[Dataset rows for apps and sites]

----

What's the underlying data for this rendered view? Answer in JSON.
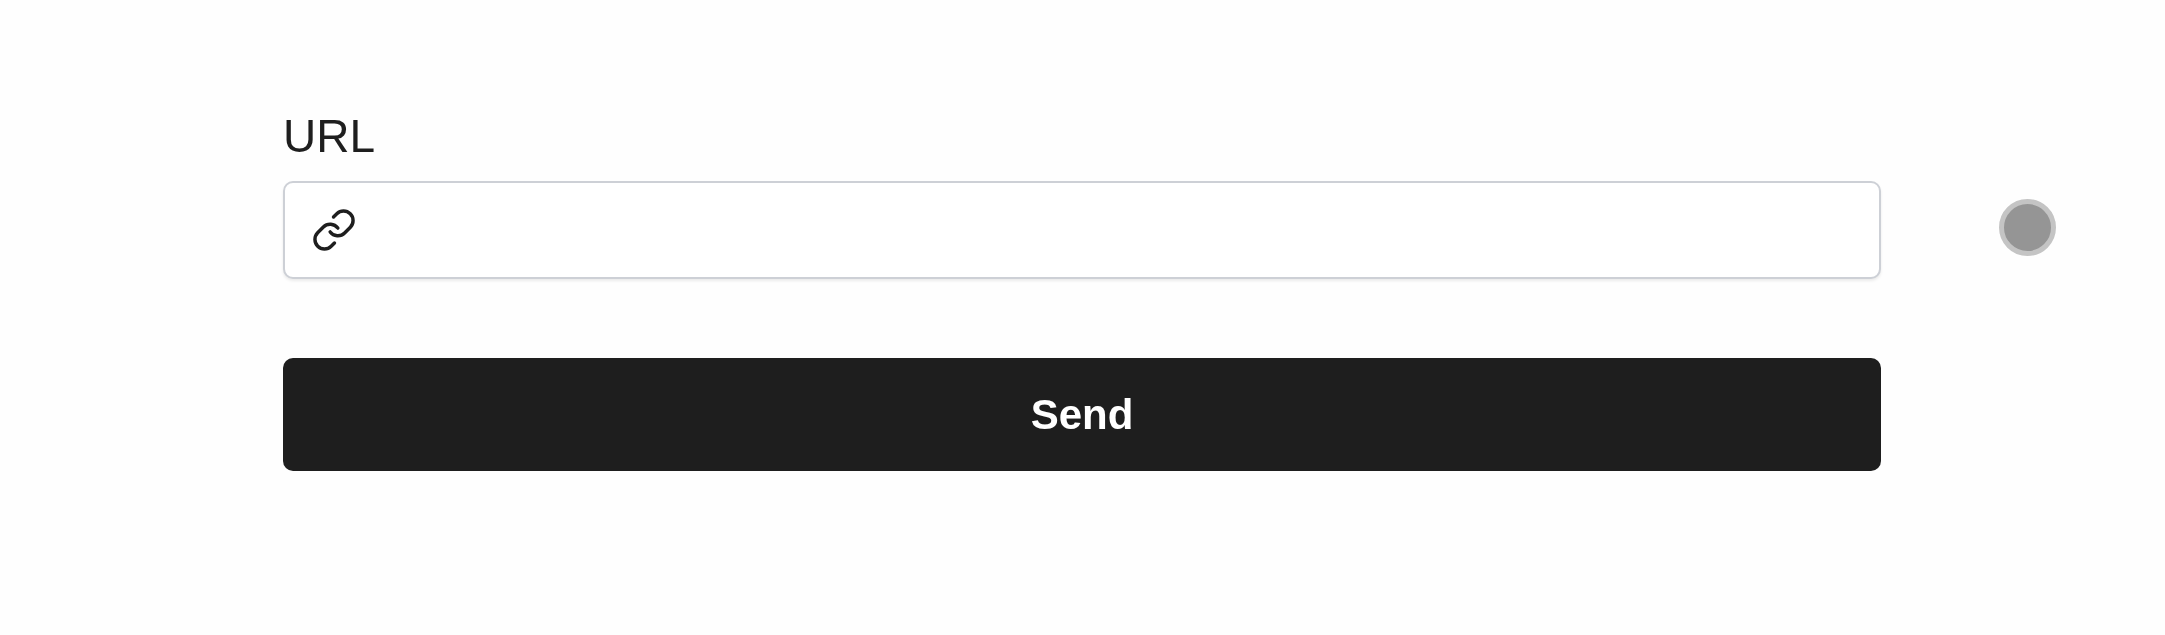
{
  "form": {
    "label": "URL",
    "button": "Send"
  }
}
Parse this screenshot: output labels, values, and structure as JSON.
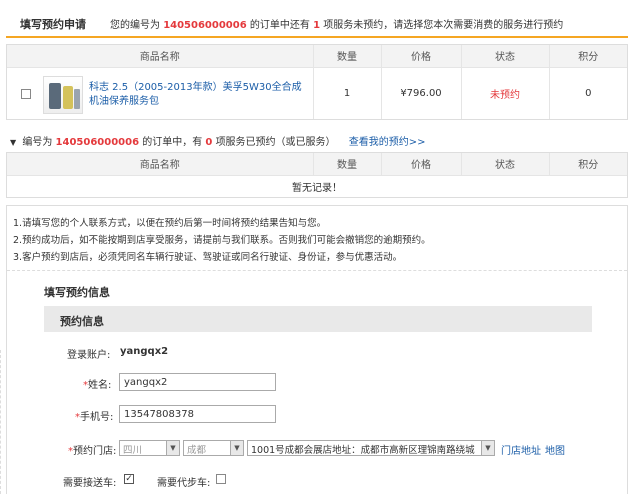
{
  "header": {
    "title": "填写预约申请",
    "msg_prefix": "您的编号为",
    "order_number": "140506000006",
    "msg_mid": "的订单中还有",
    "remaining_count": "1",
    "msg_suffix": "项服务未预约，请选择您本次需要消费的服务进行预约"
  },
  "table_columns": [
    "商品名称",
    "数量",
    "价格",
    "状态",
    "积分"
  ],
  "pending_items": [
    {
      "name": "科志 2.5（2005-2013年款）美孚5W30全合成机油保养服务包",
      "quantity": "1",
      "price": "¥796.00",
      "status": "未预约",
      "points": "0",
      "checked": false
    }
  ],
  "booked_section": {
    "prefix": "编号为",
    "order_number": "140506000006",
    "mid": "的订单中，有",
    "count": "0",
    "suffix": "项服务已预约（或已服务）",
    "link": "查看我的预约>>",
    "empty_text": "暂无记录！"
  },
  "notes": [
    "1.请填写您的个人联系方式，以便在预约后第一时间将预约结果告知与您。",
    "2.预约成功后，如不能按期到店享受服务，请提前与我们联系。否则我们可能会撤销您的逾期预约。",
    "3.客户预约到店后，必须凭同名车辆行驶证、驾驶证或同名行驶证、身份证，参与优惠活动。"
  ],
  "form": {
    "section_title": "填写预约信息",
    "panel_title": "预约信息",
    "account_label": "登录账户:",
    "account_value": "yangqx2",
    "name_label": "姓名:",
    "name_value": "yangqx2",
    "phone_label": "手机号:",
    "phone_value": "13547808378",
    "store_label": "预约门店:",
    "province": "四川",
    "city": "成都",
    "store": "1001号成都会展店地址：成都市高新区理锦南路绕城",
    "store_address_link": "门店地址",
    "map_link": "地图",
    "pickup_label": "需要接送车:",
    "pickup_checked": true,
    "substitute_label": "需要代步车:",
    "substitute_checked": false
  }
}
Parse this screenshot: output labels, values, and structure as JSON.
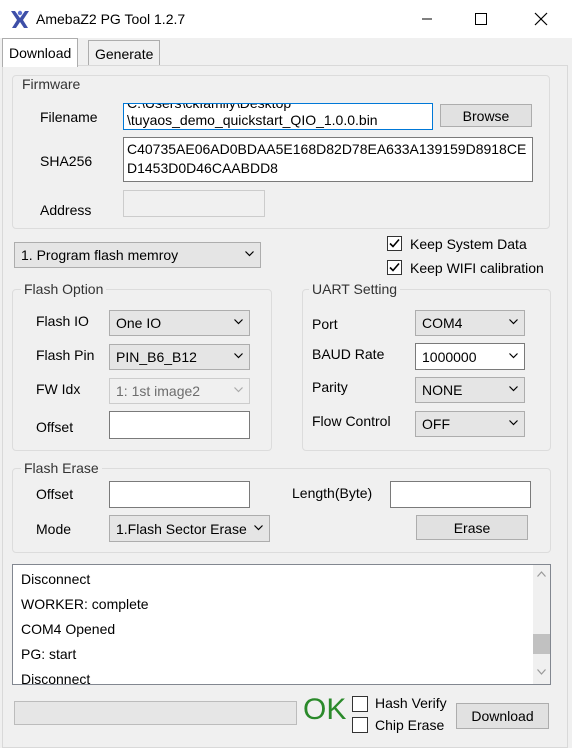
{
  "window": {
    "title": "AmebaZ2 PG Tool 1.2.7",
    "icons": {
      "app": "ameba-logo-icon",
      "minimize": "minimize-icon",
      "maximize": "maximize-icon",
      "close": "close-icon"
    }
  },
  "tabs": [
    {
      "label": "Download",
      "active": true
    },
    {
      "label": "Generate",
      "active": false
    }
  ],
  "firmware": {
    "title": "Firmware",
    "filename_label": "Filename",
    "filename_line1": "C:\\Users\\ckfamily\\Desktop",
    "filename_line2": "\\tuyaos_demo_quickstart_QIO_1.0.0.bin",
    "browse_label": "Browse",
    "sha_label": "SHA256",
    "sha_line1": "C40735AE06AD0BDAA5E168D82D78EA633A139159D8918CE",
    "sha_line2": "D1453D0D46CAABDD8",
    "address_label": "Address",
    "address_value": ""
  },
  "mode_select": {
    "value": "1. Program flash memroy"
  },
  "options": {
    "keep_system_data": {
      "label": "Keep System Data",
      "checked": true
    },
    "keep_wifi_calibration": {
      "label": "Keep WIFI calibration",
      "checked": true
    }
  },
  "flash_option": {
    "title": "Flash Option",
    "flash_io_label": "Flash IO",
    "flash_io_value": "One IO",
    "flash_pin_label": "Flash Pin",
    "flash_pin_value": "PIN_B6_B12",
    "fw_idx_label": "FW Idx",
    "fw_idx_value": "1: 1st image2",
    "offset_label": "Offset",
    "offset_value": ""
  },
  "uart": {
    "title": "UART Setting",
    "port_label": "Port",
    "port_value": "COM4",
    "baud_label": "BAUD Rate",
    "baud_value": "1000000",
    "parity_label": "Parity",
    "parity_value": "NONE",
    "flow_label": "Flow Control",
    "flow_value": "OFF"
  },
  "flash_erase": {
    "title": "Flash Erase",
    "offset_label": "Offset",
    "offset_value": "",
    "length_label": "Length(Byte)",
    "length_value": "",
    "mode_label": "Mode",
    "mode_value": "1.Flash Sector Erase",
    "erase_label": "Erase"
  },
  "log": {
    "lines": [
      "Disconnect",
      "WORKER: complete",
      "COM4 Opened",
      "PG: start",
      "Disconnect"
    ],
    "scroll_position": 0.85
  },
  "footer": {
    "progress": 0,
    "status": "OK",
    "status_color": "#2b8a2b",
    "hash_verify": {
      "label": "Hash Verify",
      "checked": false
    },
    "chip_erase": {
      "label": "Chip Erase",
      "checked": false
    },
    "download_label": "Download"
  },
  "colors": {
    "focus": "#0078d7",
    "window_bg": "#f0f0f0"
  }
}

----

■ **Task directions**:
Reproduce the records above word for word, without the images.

■ **Task solution**:
What's the underlying data for this rendered view? Answer in JSON.
{
  "form": {
    "label": "URL",
    "button": "Send"
  }
}
Parse this screenshot: output labels, values, and structure as JSON.
{
  "header": {
    "title": "填写预约申请",
    "msg_prefix": "您的编号为",
    "order_number": "140506000006",
    "msg_mid": "的订单中还有",
    "remaining_count": "1",
    "msg_suffix": "项服务未预约，请选择您本次需要消费的服务进行预约"
  },
  "table_columns": [
    "商品名称",
    "数量",
    "价格",
    "状态",
    "积分"
  ],
  "pending_items": [
    {
      "name": "科志 2.5（2005-2013年款）美孚5W30全合成机油保养服务包",
      "quantity": "1",
      "price": "¥796.00",
      "status": "未预约",
      "points": "0",
      "checked": false
    }
  ],
  "booked_section": {
    "prefix": "编号为",
    "order_number": "140506000006",
    "mid": "的订单中，有",
    "count": "0",
    "suffix": "项服务已预约（或已服务）",
    "link": "查看我的预约>>",
    "empty_text": "暂无记录！"
  },
  "notes": [
    "1.请填写您的个人联系方式，以便在预约后第一时间将预约结果告知与您。",
    "2.预约成功后，如不能按期到店享受服务，请提前与我们联系。否则我们可能会撤销您的逾期预约。",
    "3.客户预约到店后，必须凭同名车辆行驶证、驾驶证或同名行驶证、身份证，参与优惠活动。"
  ],
  "form": {
    "section_title": "填写预约信息",
    "panel_title": "预约信息",
    "account_label": "登录账户:",
    "account_value": "yangqx2",
    "name_label": "姓名:",
    "name_value": "yangqx2",
    "phone_label": "手机号:",
    "phone_value": "13547808378",
    "store_label": "预约门店:",
    "province": "四川",
    "city": "成都",
    "store": "1001号成都会展店地址：成都市高新区理锦南路绕城",
    "store_address_link": "门店地址",
    "map_link": "地图",
    "pickup_label": "需要接送车:",
    "pickup_checked": true,
    "substitute_label": "需要代步车:",
    "substitute_checked": false
  }
}
Parse this screenshot: output labels, values, and structure as JSON.
{
  "window": {
    "title": "AmebaZ2 PG Tool 1.2.7",
    "icons": {
      "app": "ameba-logo-icon",
      "minimize": "minimize-icon",
      "maximize": "maximize-icon",
      "close": "close-icon"
    }
  },
  "tabs": [
    {
      "label": "Download",
      "active": true
    },
    {
      "label": "Generate",
      "active": false
    }
  ],
  "firmware": {
    "title": "Firmware",
    "filename_label": "Filename",
    "filename_line1": "C:\\Users\\ckfamily\\Desktop",
    "filename_line2": "\\tuyaos_demo_quickstart_QIO_1.0.0.bin",
    "browse_label": "Browse",
    "sha_label": "SHA256",
    "sha_line1": "C40735AE06AD0BDAA5E168D82D78EA633A139159D8918CE",
    "sha_line2": "D1453D0D46CAABDD8",
    "address_label": "Address",
    "address_value": ""
  },
  "mode_select": {
    "value": "1. Program flash memroy"
  },
  "options": {
    "keep_system_data": {
      "label": "Keep System Data",
      "checked": true
    },
    "keep_wifi_calibration": {
      "label": "Keep WIFI calibration",
      "checked": true
    }
  },
  "flash_option": {
    "title": "Flash Option",
    "flash_io_label": "Flash IO",
    "flash_io_value": "One IO",
    "flash_pin_label": "Flash Pin",
    "flash_pin_value": "PIN_B6_B12",
    "fw_idx_label": "FW Idx",
    "fw_idx_value": "1: 1st image2",
    "offset_label": "Offset",
    "offset_value": ""
  },
  "uart": {
    "title": "UART Setting",
    "port_label": "Port",
    "port_value": "COM4",
    "baud_label": "BAUD Rate",
    "baud_value": "1000000",
    "parity_label": "Parity",
    "parity_value": "NONE",
    "flow_label": "Flow Control",
    "flow_value": "OFF"
  },
  "flash_erase": {
    "title": "Flash Erase",
    "offset_label": "Offset",
    "offset_value": "",
    "length_label": "Length(Byte)",
    "length_value": "",
    "mode_label": "Mode",
    "mode_value": "1.Flash Sector Erase",
    "erase_label": "Erase"
  },
  "log": {
    "lines": [
      "Disconnect",
      "WORKER: complete",
      "COM4 Opened",
      "PG: start",
      "Disconnect"
    ],
    "scroll_position": 0.85
  },
  "footer": {
    "progress": 0,
    "status": "OK",
    "status_color": "#2b8a2b",
    "hash_verify": {
      "label": "Hash Verify",
      "checked": false
    },
    "chip_erase": {
      "label": "Chip Erase",
      "checked": false
    },
    "download_label": "Download"
  },
  "colors": {
    "focus": "#0078d7",
    "window_bg": "#f0f0f0"
  }
}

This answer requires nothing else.